> Required work
Scan the data below for lines containing the string "Base" and give only how many there are.

> Records for the exercise
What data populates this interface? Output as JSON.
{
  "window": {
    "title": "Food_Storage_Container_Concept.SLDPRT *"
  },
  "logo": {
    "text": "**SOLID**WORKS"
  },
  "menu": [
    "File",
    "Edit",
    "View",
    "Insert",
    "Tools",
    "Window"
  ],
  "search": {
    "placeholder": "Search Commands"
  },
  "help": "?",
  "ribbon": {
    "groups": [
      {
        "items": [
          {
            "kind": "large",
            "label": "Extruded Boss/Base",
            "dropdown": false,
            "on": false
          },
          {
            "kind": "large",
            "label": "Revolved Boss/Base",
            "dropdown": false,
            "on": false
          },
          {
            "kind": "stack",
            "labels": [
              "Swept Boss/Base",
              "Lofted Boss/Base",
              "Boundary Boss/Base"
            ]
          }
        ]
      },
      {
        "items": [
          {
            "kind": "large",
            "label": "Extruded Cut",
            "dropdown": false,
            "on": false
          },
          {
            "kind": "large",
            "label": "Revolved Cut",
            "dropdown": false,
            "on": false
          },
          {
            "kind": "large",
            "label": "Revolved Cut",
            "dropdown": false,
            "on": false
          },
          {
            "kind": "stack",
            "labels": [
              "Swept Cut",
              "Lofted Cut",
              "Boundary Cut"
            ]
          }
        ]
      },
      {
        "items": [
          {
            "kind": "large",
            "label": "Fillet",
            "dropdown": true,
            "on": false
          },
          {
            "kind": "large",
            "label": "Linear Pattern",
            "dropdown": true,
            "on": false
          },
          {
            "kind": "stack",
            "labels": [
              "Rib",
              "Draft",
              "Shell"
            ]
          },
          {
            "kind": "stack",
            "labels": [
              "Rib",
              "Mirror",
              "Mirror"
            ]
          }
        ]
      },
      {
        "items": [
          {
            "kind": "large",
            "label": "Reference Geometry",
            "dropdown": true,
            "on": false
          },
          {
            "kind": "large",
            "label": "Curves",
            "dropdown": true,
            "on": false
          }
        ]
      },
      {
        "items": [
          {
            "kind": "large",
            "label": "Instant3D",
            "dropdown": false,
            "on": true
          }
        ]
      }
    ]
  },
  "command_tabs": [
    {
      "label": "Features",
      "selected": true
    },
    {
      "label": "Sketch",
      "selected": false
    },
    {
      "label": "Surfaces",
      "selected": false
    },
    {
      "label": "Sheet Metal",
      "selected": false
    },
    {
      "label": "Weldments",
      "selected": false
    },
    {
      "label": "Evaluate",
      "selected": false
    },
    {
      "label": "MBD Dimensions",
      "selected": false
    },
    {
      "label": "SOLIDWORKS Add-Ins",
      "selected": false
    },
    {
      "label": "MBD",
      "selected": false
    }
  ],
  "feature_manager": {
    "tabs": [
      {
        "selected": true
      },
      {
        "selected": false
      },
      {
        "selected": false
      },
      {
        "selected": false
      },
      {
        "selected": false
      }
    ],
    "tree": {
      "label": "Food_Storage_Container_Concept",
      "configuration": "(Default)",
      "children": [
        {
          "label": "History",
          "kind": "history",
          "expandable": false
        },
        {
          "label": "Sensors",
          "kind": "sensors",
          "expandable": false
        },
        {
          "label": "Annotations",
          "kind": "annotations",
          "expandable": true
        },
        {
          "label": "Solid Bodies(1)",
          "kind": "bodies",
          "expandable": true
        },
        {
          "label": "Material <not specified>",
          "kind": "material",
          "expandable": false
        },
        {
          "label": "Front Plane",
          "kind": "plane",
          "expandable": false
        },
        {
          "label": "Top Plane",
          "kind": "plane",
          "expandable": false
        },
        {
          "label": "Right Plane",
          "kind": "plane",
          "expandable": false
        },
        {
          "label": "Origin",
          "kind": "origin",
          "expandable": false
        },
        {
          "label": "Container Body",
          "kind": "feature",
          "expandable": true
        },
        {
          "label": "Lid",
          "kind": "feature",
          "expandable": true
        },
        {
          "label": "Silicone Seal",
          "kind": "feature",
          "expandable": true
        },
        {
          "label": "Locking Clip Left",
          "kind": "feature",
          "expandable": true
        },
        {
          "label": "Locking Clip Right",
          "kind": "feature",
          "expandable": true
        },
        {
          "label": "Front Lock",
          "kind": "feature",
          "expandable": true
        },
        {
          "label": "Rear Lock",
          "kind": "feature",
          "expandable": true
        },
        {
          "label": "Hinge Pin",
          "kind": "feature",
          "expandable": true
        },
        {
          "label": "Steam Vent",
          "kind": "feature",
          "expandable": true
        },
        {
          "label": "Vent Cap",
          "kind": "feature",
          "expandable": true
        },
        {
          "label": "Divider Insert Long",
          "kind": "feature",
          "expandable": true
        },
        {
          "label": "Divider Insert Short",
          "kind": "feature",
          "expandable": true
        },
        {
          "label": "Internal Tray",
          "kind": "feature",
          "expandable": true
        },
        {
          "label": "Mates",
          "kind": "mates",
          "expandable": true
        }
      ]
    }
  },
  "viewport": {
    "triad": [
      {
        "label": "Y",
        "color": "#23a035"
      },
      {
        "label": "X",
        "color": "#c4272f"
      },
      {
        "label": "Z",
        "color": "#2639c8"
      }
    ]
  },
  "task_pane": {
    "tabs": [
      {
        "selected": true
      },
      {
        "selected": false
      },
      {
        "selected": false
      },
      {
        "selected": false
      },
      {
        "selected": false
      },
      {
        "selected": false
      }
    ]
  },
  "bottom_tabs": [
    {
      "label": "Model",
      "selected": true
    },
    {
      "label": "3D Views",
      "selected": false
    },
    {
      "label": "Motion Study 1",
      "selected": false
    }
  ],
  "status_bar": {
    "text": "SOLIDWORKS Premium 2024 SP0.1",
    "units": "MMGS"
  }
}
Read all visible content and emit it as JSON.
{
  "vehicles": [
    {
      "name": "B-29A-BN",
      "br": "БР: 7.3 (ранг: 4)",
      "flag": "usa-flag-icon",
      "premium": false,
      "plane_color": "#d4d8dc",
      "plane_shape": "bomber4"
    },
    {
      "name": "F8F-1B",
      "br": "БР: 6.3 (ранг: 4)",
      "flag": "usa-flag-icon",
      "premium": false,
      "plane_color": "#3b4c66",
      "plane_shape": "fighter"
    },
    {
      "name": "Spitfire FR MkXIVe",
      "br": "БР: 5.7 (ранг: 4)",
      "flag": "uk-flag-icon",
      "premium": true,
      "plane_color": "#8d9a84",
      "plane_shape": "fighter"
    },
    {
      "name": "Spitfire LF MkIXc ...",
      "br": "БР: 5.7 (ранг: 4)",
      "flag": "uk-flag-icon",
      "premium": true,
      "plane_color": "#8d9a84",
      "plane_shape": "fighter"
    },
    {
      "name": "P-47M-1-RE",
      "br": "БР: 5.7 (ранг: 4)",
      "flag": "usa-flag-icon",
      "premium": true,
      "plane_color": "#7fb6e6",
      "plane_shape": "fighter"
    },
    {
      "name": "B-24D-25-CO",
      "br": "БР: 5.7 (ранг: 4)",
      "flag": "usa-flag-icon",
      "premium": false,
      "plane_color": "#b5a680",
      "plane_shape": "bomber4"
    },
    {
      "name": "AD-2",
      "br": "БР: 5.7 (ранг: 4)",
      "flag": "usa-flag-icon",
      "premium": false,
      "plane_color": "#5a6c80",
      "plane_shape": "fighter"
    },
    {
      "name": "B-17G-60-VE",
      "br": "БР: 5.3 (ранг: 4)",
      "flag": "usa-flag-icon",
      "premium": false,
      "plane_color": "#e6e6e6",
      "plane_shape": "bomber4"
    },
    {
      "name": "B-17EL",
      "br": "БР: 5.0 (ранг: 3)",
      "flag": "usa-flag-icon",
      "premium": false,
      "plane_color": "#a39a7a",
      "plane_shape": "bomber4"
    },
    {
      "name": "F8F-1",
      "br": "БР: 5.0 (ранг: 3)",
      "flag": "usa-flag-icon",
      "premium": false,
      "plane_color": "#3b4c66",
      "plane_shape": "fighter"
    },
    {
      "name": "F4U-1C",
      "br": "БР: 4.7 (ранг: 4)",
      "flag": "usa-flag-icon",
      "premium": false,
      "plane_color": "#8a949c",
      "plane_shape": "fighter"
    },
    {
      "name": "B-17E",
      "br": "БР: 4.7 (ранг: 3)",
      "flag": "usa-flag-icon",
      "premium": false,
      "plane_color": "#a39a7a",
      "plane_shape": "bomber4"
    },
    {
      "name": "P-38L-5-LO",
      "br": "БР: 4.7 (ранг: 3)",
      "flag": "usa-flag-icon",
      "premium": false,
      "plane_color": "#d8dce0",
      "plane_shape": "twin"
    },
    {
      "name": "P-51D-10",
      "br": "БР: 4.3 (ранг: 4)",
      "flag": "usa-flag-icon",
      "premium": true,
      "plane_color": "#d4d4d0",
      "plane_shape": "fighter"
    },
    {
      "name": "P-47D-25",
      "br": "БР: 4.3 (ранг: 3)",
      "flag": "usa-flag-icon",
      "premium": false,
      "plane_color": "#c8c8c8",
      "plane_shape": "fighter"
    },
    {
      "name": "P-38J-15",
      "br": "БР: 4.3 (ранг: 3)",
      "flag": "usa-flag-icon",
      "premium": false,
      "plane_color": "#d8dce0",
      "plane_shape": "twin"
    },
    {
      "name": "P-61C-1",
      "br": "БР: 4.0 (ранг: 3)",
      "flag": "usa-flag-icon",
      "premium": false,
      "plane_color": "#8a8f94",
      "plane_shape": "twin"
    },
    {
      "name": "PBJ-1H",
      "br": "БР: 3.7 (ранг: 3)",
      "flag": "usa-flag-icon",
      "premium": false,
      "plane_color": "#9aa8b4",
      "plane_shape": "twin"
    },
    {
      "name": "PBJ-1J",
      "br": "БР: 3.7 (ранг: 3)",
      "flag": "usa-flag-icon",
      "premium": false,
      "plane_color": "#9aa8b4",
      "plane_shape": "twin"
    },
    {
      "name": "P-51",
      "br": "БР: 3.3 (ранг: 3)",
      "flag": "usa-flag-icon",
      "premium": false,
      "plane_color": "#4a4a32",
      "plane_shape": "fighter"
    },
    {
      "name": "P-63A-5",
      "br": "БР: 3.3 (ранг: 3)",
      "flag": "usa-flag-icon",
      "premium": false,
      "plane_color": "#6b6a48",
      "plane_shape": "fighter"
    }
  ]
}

> Response for this exercise
5